Published: 2008-04-07 08:43:46
Updated: 2008-04-07 08:43:46
Posted April 7, 2008 8:43 a.m. EDT
By Jim Holland
MIKE MOSS SAYS: Jim, You're certainly correct that the lake is not that deep. The lake levels are instead tracked according to the elevation of the lake surface above mean sea level. For Falls Lake, the Corps of Engineers designates 251.5 feet as the top of the conservation pool, meaning that at that level the lake is "full" in terms of the designed water storage for its purposes of water supply, wildlife management and release of water for maintaining streamflow and water quality downriver. Water that accumulates enough to push the lake surface above 251.5 feet is considered to be in the flood control pool, which extends up to 264.8 feet, and the lake is typically managed to keep the level fairly close to the "guide" or target level of 251.5. Water that rises above 264.8 feet tops the spillway and is considered to be in an uncontrolled flood storage range.
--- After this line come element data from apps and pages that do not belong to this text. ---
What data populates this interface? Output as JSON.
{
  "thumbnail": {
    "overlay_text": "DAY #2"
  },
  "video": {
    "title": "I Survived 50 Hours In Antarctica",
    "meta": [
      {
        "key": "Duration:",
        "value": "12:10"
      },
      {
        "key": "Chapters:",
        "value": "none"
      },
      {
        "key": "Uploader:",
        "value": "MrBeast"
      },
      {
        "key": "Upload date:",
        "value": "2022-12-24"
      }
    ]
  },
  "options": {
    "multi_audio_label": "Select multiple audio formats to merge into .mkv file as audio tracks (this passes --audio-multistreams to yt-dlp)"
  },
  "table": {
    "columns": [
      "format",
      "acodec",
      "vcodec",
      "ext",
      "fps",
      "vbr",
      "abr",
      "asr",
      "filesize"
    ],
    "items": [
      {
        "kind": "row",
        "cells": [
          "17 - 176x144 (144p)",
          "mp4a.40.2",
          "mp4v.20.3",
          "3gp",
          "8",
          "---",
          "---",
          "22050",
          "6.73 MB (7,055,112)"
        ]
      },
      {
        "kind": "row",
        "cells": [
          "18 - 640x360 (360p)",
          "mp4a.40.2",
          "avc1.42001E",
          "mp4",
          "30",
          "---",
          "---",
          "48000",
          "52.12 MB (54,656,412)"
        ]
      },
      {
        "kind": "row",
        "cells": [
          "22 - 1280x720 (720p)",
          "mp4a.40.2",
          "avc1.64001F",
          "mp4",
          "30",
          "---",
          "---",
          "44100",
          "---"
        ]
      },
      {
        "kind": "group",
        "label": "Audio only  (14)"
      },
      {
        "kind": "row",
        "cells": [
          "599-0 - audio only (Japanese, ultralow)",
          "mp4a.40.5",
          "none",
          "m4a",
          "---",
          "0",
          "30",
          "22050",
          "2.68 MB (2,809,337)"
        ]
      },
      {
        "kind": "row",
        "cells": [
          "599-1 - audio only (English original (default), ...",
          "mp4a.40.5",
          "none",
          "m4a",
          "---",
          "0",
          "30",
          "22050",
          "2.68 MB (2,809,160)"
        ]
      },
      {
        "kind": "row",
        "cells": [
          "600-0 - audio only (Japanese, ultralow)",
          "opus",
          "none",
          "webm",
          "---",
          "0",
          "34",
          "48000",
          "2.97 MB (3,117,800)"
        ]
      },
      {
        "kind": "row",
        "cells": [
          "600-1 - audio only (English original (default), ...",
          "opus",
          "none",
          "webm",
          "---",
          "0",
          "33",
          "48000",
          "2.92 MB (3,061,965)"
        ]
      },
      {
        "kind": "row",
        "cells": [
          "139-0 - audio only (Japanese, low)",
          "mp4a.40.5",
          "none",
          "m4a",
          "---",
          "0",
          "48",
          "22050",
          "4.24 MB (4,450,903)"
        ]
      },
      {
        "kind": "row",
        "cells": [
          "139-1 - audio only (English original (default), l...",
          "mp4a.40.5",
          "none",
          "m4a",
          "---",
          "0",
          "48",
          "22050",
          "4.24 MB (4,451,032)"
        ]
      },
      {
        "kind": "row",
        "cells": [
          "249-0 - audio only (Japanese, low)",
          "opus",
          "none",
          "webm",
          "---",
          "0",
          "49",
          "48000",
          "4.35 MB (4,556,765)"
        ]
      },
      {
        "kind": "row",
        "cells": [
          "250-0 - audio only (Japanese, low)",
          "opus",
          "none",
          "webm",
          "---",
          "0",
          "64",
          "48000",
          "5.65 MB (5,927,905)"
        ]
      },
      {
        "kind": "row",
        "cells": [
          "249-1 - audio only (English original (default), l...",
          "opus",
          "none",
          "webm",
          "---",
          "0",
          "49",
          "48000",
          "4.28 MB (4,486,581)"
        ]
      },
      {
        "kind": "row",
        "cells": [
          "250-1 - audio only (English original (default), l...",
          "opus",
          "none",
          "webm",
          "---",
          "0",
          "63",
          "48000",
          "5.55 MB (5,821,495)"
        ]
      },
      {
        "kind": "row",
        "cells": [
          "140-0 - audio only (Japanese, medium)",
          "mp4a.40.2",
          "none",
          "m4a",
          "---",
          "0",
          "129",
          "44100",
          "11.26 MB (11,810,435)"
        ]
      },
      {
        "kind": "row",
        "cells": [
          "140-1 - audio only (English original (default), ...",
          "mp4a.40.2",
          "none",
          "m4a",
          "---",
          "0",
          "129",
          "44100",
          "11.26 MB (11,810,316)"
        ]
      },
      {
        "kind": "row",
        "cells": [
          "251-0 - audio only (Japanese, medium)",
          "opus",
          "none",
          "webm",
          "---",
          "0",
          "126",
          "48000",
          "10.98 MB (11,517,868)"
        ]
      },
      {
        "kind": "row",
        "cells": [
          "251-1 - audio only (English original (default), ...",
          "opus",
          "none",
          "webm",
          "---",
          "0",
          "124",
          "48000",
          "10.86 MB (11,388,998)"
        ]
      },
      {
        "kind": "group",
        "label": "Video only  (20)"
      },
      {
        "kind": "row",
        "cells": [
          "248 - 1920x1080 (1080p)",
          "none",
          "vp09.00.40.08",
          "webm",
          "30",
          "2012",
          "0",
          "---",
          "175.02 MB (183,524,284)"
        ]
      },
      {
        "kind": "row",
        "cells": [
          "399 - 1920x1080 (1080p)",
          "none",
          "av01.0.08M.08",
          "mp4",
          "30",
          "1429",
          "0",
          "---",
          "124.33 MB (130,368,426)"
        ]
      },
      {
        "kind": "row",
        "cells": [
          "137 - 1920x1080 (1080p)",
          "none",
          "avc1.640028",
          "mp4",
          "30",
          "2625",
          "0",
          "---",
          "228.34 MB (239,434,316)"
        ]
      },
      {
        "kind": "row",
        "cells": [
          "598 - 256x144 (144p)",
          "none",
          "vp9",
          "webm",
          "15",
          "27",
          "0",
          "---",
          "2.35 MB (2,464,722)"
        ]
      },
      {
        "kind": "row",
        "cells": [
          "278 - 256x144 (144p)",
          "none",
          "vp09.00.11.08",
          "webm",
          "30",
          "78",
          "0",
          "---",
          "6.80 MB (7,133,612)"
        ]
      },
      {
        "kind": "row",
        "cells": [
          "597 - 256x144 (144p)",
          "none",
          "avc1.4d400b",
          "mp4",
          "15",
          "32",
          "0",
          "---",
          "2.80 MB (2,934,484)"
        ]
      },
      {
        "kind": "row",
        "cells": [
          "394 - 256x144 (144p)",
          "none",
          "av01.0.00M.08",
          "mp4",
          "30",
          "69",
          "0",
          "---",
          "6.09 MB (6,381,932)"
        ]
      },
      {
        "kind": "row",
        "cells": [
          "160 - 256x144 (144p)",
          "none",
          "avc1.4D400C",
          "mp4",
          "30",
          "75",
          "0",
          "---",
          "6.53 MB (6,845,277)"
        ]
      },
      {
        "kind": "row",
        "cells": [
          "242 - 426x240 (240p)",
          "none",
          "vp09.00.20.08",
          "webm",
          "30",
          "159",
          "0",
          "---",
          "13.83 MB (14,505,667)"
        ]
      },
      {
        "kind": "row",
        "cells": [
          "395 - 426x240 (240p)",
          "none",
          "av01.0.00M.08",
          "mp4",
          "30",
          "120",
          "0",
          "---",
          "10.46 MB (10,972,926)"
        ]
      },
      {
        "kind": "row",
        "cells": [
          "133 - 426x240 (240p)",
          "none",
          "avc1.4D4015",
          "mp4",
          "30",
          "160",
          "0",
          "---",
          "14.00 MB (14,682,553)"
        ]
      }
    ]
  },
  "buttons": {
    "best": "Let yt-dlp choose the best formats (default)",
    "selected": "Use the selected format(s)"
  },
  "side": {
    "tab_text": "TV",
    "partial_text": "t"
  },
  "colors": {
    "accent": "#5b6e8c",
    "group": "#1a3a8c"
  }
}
As far as the water depth, it varies greatly across the lake, but the "bottom" is listed as having an elevation of 200 feet above mean sea level, so when the lake is at its normal level of 251.5, the deepest part of the lake should be about 51.5 feet deep. You can find lots of other details about the lake at